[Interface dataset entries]
========

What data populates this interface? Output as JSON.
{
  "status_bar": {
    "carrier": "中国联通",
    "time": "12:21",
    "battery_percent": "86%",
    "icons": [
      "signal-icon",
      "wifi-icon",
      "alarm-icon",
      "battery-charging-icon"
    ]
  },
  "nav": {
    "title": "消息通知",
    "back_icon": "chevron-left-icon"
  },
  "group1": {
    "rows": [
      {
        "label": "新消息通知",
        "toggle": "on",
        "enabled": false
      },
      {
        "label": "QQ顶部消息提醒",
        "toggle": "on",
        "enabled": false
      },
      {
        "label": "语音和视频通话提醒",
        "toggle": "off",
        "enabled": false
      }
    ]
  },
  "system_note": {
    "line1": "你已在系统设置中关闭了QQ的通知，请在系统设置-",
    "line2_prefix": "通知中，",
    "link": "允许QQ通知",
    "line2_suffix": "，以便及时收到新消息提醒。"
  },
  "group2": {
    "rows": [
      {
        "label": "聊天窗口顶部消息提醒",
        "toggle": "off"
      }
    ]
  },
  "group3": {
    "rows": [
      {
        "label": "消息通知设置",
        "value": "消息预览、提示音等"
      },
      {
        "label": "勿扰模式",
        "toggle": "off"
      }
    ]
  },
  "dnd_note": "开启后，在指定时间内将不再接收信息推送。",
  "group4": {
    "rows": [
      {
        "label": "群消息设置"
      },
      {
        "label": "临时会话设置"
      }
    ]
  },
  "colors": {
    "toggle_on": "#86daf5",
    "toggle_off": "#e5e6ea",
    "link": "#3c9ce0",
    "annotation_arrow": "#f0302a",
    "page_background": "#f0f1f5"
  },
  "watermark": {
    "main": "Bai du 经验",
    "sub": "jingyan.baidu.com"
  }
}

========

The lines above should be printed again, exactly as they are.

What data populates this interface? Output as JSON.
{
  "status_bar": {
    "carrier": "中国联通",
    "time": "12:21",
    "battery_percent": "86%",
    "icons": [
      "signal-icon",
      "wifi-icon",
      "alarm-icon",
      "battery-charging-icon"
    ]
  },
  "nav": {
    "title": "消息通知",
    "back_icon": "chevron-left-icon"
  },
  "group1": {
    "rows": [
      {
        "label": "新消息通知",
        "toggle": "on",
        "enabled": false
      },
      {
        "label": "QQ顶部消息提醒",
        "toggle": "on",
        "enabled": false
      },
      {
        "label": "语音和视频通话提醒",
        "toggle": "off",
        "enabled": false
      }
    ]
  },
  "system_note": {
    "line1": "你已在系统设置中关闭了QQ的通知，请在系统设置-",
    "line2_prefix": "通知中，",
    "link": "允许QQ通知",
    "line2_suffix": "，以便及时收到新消息提醒。"
  },
  "group2": {
    "rows": [
      {
        "label": "聊天窗口顶部消息提醒",
        "toggle": "off"
      }
    ]
  },
  "group3": {
    "rows": [
      {
        "label": "消息通知设置",
        "value": "消息预览、提示音等"
      },
      {
        "label": "勿扰模式",
        "toggle": "off"
      }
    ]
  },
  "dnd_note": "开启后，在指定时间内将不再接收信息推送。",
  "group4": {
    "rows": [
      {
        "label": "群消息设置"
      },
      {
        "label": "临时会话设置"
      }
    ]
  },
  "colors": {
    "toggle_on": "#86daf5",
    "toggle_off": "#e5e6ea",
    "link": "#3c9ce0",
    "annotation_arrow": "#f0302a",
    "page_background": "#f0f1f5"
  },
  "watermark": {
    "main": "Bai du 经验",
    "sub": "jingyan.baidu.com"
  }
}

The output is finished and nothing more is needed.